OPINION: Junior’s Look at Vassar


After a year of visiting several colleges, I thought I came to a final decision that Bowdoin would be my top choice to attend. I heard several mentions of Vassar being an excellent school as well, but since I felt that I had found my choice, I did not take particular interest in visiting Vassar. One person told me that the neighborhood was shabby, which was not appealing, since I would occasionally want to take a jog outside of the campus.

When I got to Poughkeepsie, my first impression was that it was a huge town. The main street was basically a highway, with three lanes on both sides of the street. Shopping centers were every two blocks, and the line of cars never ended. It did not seem to be the type of rural college I would want to go to. When we got off that street, however, I felt much more comfortable. In reality, the neighborhood directly around the campus was quiet, neat, and definitely welcoming. My first impression of the campus was much greater than I thought; in order to enter the campus, you drive underneath an arch of the largest and oldest building, and you are instantly surrounded by beautiful, well-designed miniature castles.

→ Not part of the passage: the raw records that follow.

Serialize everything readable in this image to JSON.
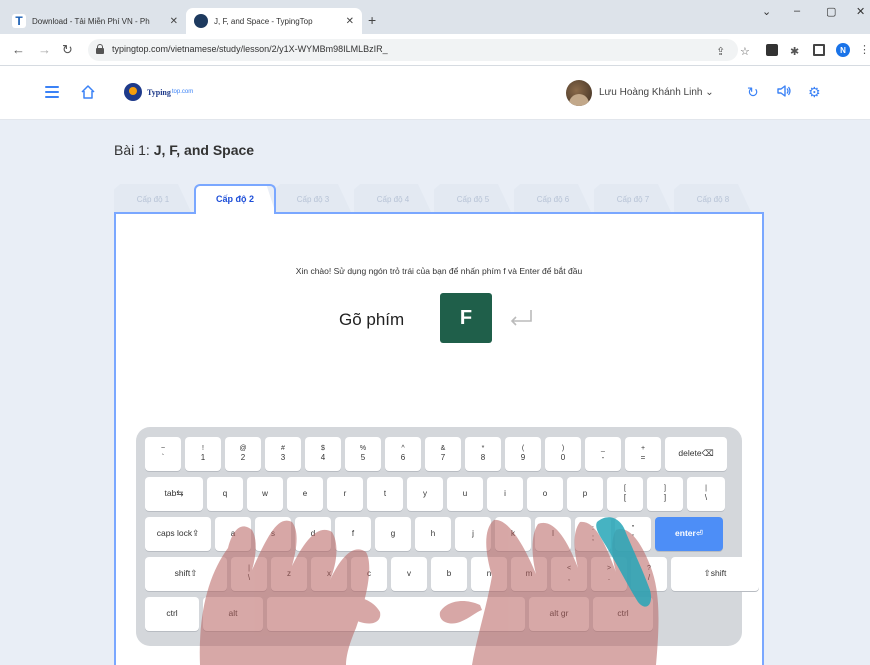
{
  "browser": {
    "tabs": [
      {
        "title": "Download - Tải Miễn Phí VN - Ph",
        "active": false
      },
      {
        "title": "J, F, and Space - TypingTop",
        "active": true
      }
    ],
    "new_tab": "+",
    "window_controls": [
      "⌄",
      "–",
      "▢",
      "✕"
    ],
    "url": "typingtop.com/vietnamese/study/lesson/2/y1X-WYMBm98ILMLBzIR_",
    "profile_initial": "N"
  },
  "site": {
    "logo_text": "Typing",
    "logo_domain": "top.com",
    "username": "Lưu Hoàng Khánh Linh",
    "username_caret": "⌄"
  },
  "lesson": {
    "title_prefix": "Bài 1:",
    "title_name": "J, F, and Space",
    "levels": [
      "Cấp độ 1",
      "Cấp độ 2",
      "Cấp độ 3",
      "Cấp độ 4",
      "Cấp độ 5",
      "Cấp độ 6",
      "Cấp độ 7",
      "Cấp độ 8"
    ],
    "active_level": 2,
    "instruction": "Xin chào! Sử dụng ngón trỏ trái của bạn để nhấn phím f và Enter để bắt đầu",
    "prompt_label": "Gõ phím",
    "prompt_key": "F"
  },
  "keyboard": {
    "row1": [
      [
        "~",
        "`"
      ],
      [
        "!",
        "1"
      ],
      [
        "@",
        "2"
      ],
      [
        "#",
        "3"
      ],
      [
        "$",
        "4"
      ],
      [
        "%",
        "5"
      ],
      [
        "^",
        "6"
      ],
      [
        "&",
        "7"
      ],
      [
        "*",
        "8"
      ],
      [
        "(",
        "9"
      ],
      [
        ")",
        "0"
      ],
      [
        "_",
        "-"
      ],
      [
        "+",
        "="
      ],
      [
        "delete⌫",
        ""
      ]
    ],
    "row2": [
      [
        "tab⇆",
        ""
      ],
      [
        "",
        "q"
      ],
      [
        "",
        "w"
      ],
      [
        "",
        "e"
      ],
      [
        "",
        "r"
      ],
      [
        "",
        "t"
      ],
      [
        "",
        "y"
      ],
      [
        "",
        "u"
      ],
      [
        "",
        "i"
      ],
      [
        "",
        "o"
      ],
      [
        "",
        "p"
      ],
      [
        "[",
        "["
      ],
      [
        "]",
        "]"
      ],
      [
        "|",
        "\\"
      ]
    ],
    "row3": [
      [
        "caps lock⇪",
        ""
      ],
      [
        "",
        "a"
      ],
      [
        "",
        "s"
      ],
      [
        "",
        "d"
      ],
      [
        "",
        "f"
      ],
      [
        "",
        "g"
      ],
      [
        "",
        "h"
      ],
      [
        "",
        "j"
      ],
      [
        "",
        "k"
      ],
      [
        "",
        "l"
      ],
      [
        ":",
        ";"
      ],
      [
        "\"",
        "'"
      ],
      [
        "enter⏎",
        ""
      ]
    ],
    "row4": [
      [
        "shift⇧",
        ""
      ],
      [
        "|",
        "\\"
      ],
      [
        "",
        "z"
      ],
      [
        "",
        "x"
      ],
      [
        "",
        "c"
      ],
      [
        "",
        "v"
      ],
      [
        "",
        "b"
      ],
      [
        "",
        "n"
      ],
      [
        "",
        "m"
      ],
      [
        "<",
        ","
      ],
      [
        ">",
        "."
      ],
      [
        "?",
        "/"
      ],
      [
        "⇧shift",
        ""
      ]
    ],
    "row5": [
      [
        "ctrl",
        ""
      ],
      [
        "alt",
        ""
      ],
      [
        "",
        ""
      ],
      [
        "alt gr",
        ""
      ],
      [
        "ctrl",
        ""
      ]
    ]
  },
  "colors": {
    "accent": "#3b82f6",
    "key_highlight": "#1f5f4a",
    "enter_key": "#4d8ef7",
    "panel_border": "#7aa7ff"
  }
}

I took the tour of the college first. Our tour guide told us a story about a world record they almost had. The entire campus is an arboretum, filled with dozens of different species of trees and plants, and the largest of the trees shortly held the world record for the longest un-supported branch. However, the branch became too heavy to support itself, so the faculty attached a cable to keep it up. They were caught by the world record faculty, and since then, Vassar was forbidden to be part of that contest anymore. Every college has their own quirk, and since I love nature, this aspect was a plus for my checklist.

Their science buildings are all in one area of the campus, and our guide explained that there are few lecture rooms, leaving the rest of the rooms are dedicated to lab work and experiments. “A bridge is being built between all of the science buildings, literally and figuratively. The bridge will allow the students to walk to the different buildings, while it will also create unity between all of the students,” he explained. The college spent several million dollars on the construction, which is another plus – they are endowed enough to spend money on improving the school.

At the info session, I discovered many other excellent aspects of the school. Travelling abroad is highly recommended, since Vassar is able to support students who cannot afford to travel for several months. Not having enough time or money for the program is never a problem. They call the program Junior Year Abroad, but this name is not entirely representative, since the students are not necessarily in junior year, it is not necessarily an entire year, and it is not necessarily abroad. Some students can travel to Indiana or to another state to study for several months.

I spoke to several students about how they feel in the college, and I was surprised to remark that all of the students were happy to talk. It appeared that they were walking around to wait for someone to ask them where the music building was or what they liked the most about the school. I was told repeatedly that it is an intimate environment, and that the small student-to-faculty ratio and average class size of 17 requires all of the students to participate in classes. No one can hide and let others speak for them. This situation allows for the students to all get the experience of speaking their thoughts and having others intently listen to what they have to say. Students get a more personal connection with the professors, since the professors know all of their students names.

One of the determining points that convinced me to go to Vassar was the non-competitive environment. No one cares what their class rank is or what everyone else’s is. Everyone is more than willing to help someone who is struggling in a class. They are not there to become better than everyone else – they are there to help everyone succeed, and to make themselves better and more knowledged people.

Even if you are not interested in attending Vassar, I highly recommend that you visit to have an eye-stimulating walk. As I previously praised the school for, the wide variety of plant life and enthralling buildings are worth seeing. Not to mention that their buffet-style cafeteria, filled with a fresh variety of meats, vegetables, and pasta, is difficult to leave.